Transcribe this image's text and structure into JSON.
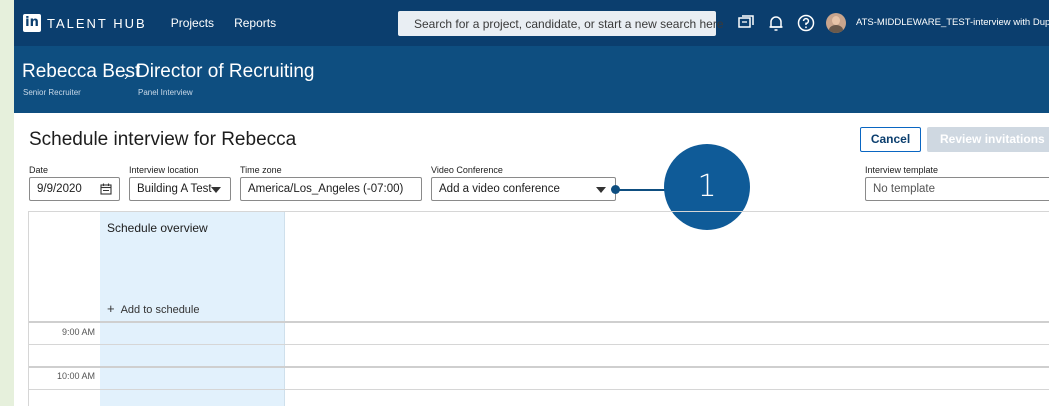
{
  "nav": {
    "logo": "in",
    "brand": "TALENT HUB",
    "links": [
      "Projects",
      "Reports"
    ],
    "search_placeholder": "Search for a project, candidate, or start a new search here",
    "account": "ATS-MIDDLEWARE_TEST-interview with Duplo"
  },
  "header": {
    "candidate_name": "Rebecca Best",
    "candidate_role": "Senior Recruiter",
    "job_title": "Director of Recruiting",
    "job_subtitle": "Panel Interview",
    "separator": "›"
  },
  "page": {
    "title": "Schedule interview for Rebecca",
    "cancel_label": "Cancel",
    "review_label": "Review invitations"
  },
  "form": {
    "date_label": "Date",
    "date_value": "9/9/2020",
    "location_label": "Interview location",
    "location_value": "Building A Test",
    "timezone_label": "Time zone",
    "timezone_value": "America/Los_Angeles (-07:00)",
    "video_label": "Video Conference",
    "video_value": "Add a video conference",
    "template_label": "Interview template",
    "template_value": "No template"
  },
  "callout": {
    "number": "1"
  },
  "schedule": {
    "overview_title": "Schedule overview",
    "add_label": "Add to schedule",
    "add_icon": "+",
    "times": [
      "9:00 AM",
      "10:00 AM"
    ]
  },
  "colors": {
    "nav_bg": "#0b3e6e",
    "header_bg": "#0e4e80",
    "accent": "#0a66c2",
    "overview_bg": "#e2f1fc",
    "callout": "#0f5b98"
  }
}
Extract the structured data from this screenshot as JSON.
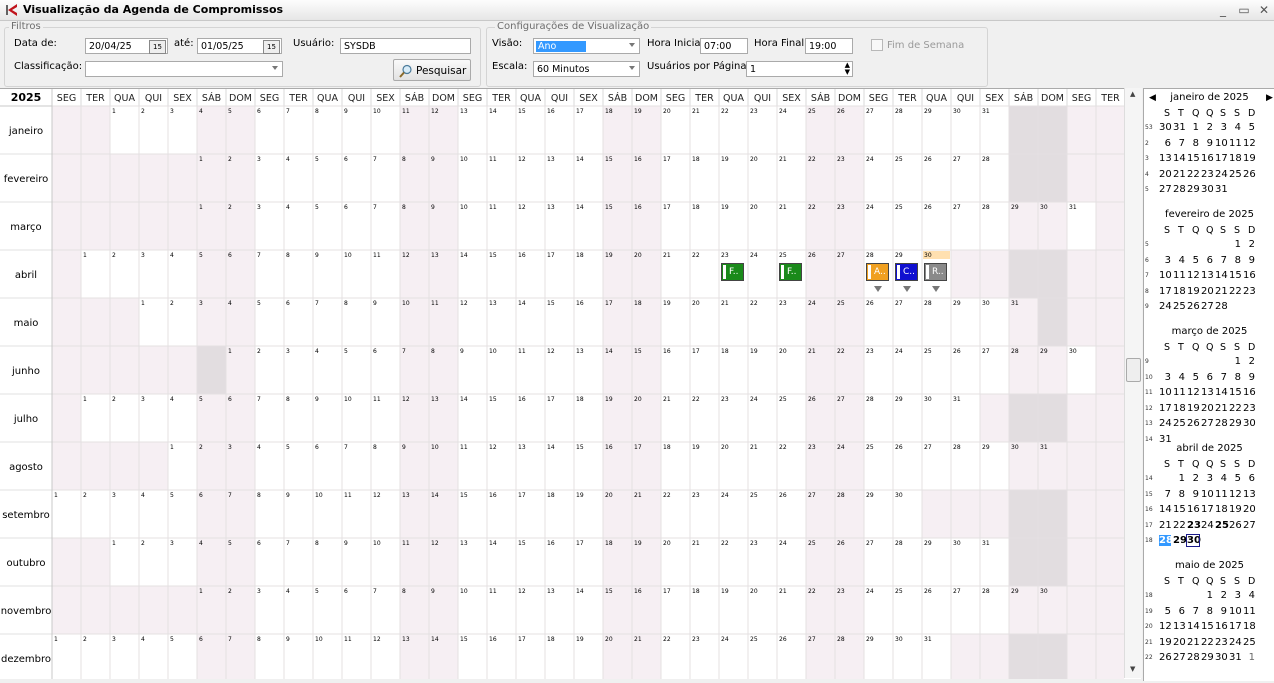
{
  "window": {
    "title": "Visualização da Agenda de Compromissos",
    "minimize": "_",
    "maximize": "▭",
    "close": "✕"
  },
  "filters": {
    "legend": "Filtros",
    "date_from_label": "Data de:",
    "date_from": "20/04/25",
    "date_to_label": "até:",
    "date_to": "01/05/25",
    "user_label": "Usuário:",
    "user": "SYSDB",
    "classification_label": "Classificação:",
    "classification": "",
    "search_button": "Pesquisar"
  },
  "view_config": {
    "legend": "Configurações de Visualização",
    "view_label": "Visão:",
    "view": "Ano",
    "start_hour_label": "Hora Inicial",
    "start_hour": "07:00",
    "end_hour_label": "Hora Final",
    "end_hour": "19:00",
    "weekend_label": "Fim de Semana",
    "scale_label": "Escala:",
    "scale": "60 Minutos",
    "users_per_page_label": "Usuários por Página",
    "users_per_page": "1"
  },
  "year_view": {
    "year": "2025",
    "weekdays": [
      "SEG",
      "TER",
      "QUA",
      "QUI",
      "SEX",
      "SÁB",
      "DOM"
    ],
    "months": [
      "janeiro",
      "fevereiro",
      "março",
      "abril",
      "maio",
      "junho",
      "julho",
      "agosto",
      "setembro",
      "outubro",
      "novembro",
      "dezembro"
    ],
    "highlight_date": "30",
    "events": [
      {
        "day": 23,
        "label": "F..",
        "color": "#1a8a1a"
      },
      {
        "day": 25,
        "label": "F..",
        "color": "#1a8a1a"
      },
      {
        "day": 28,
        "label": "A..",
        "color": "#f0a020"
      },
      {
        "day": 29,
        "label": "C..",
        "color": "#1010d0"
      },
      {
        "day": 30,
        "label": "R..",
        "color": "#8a8a8a"
      }
    ]
  },
  "mini_calendars": {
    "weekday_initials": [
      "S",
      "T",
      "Q",
      "Q",
      "S",
      "S",
      "D"
    ],
    "months": [
      {
        "title": "janeiro de 2025"
      },
      {
        "title": "fevereiro de 2025"
      },
      {
        "title": "março de 2025"
      },
      {
        "title": "abril de 2025"
      },
      {
        "title": "maio de 2025"
      }
    ]
  },
  "colors": {
    "weekend_col": "#f6eff3",
    "empty_cell": "#f6eff3",
    "dark_cell": "#e2dde0",
    "highlight": "#ffe0b0"
  }
}
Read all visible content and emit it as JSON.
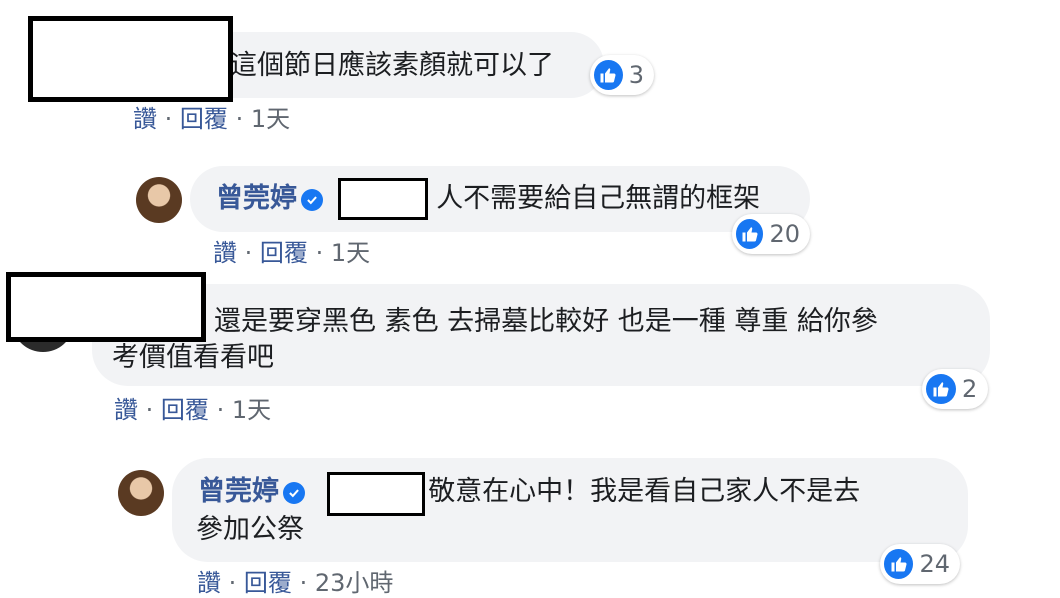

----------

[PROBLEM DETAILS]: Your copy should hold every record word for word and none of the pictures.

[RESULT OF THE TASK]:
Transcribe this image's text and structure into JSON.
{
  "nav": {
    "logo": "in",
    "brand": "TALENT HUB",
    "links": [
      "Projects",
      "Reports"
    ],
    "search_placeholder": "Search for a project, candidate, or start a new search here",
    "account": "ATS-MIDDLEWARE_TEST-interview with Duplo"
  },
  "header": {
    "candidate_name": "Rebecca Best",
    "candidate_role": "Senior Recruiter",
    "job_title": "Director of Recruiting",
    "job_subtitle": "Panel Interview",
    "separator": "›"
  },
  "page": {
    "title": "Schedule interview for Rebecca",
    "cancel_label": "Cancel",
    "review_label": "Review invitations"
  },
  "form": {
    "date_label": "Date",
    "date_value": "9/9/2020",
    "location_label": "Interview location",
    "location_value": "Building A Test",
    "timezone_label": "Time zone",
    "timezone_value": "America/Los_Angeles (-07:00)",
    "video_label": "Video Conference",
    "video_value": "Add a video conference",
    "template_label": "Interview template",
    "template_value": "No template"
  },
  "callout": {
    "number": "1"
  },
  "schedule": {
    "overview_title": "Schedule overview",
    "add_label": "Add to schedule",
    "add_icon": "+",
    "times": [
      "9:00 AM",
      "10:00 AM"
    ]
  },
  "colors": {
    "nav_bg": "#0b3e6e",
    "header_bg": "#0e4e80",
    "accent": "#0a66c2",
    "overview_bg": "#e2f1fc",
    "callout": "#0f5b98"
  }
}
Extract the structured data from this screenshot as JSON.
{
  "window": {
    "title": "Visualização da Agenda de Compromissos",
    "minimize": "_",
    "maximize": "▭",
    "close": "✕"
  },
  "filters": {
    "legend": "Filtros",
    "date_from_label": "Data de:",
    "date_from": "20/04/25",
    "date_to_label": "até:",
    "date_to": "01/05/25",
    "user_label": "Usuário:",
    "user": "SYSDB",
    "classification_label": "Classificação:",
    "classification": "",
    "search_button": "Pesquisar"
  },
  "view_config": {
    "legend": "Configurações de Visualização",
    "view_label": "Visão:",
    "view": "Ano",
    "start_hour_label": "Hora Inicial",
    "start_hour": "07:00",
    "end_hour_label": "Hora Final",
    "end_hour": "19:00",
    "weekend_label": "Fim de Semana",
    "scale_label": "Escala:",
    "scale": "60 Minutos",
    "users_per_page_label": "Usuários por Página",
    "users_per_page": "1"
  },
  "year_view": {
    "year": "2025",
    "weekdays": [
      "SEG",
      "TER",
      "QUA",
      "QUI",
      "SEX",
      "SÁB",
      "DOM"
    ],
    "months": [
      "janeiro",
      "fevereiro",
      "março",
      "abril",
      "maio",
      "junho",
      "julho",
      "agosto",
      "setembro",
      "outubro",
      "novembro",
      "dezembro"
    ],
    "highlight_date": "30",
    "events": [
      {
        "day": 23,
        "label": "F..",
        "color": "#1a8a1a"
      },
      {
        "day": 25,
        "label": "F..",
        "color": "#1a8a1a"
      },
      {
        "day": 28,
        "label": "A..",
        "color": "#f0a020"
      },
      {
        "day": 29,
        "label": "C..",
        "color": "#1010d0"
      },
      {
        "day": 30,
        "label": "R..",
        "color": "#8a8a8a"
      }
    ]
  },
  "mini_calendars": {
    "weekday_initials": [
      "S",
      "T",
      "Q",
      "Q",
      "S",
      "S",
      "D"
    ],
    "months": [
      {
        "title": "janeiro de 2025"
      },
      {
        "title": "fevereiro de 2025"
      },
      {
        "title": "março de 2025"
      },
      {
        "title": "abril de 2025"
      },
      {
        "title": "maio de 2025"
      }
    ]
  },
  "colors": {
    "weekend_col": "#f6eff3",
    "empty_cell": "#f6eff3",
    "dark_cell": "#e2dde0",
    "highlight": "#ffe0b0"
  }
}
Read all visible content and emit it as JSON.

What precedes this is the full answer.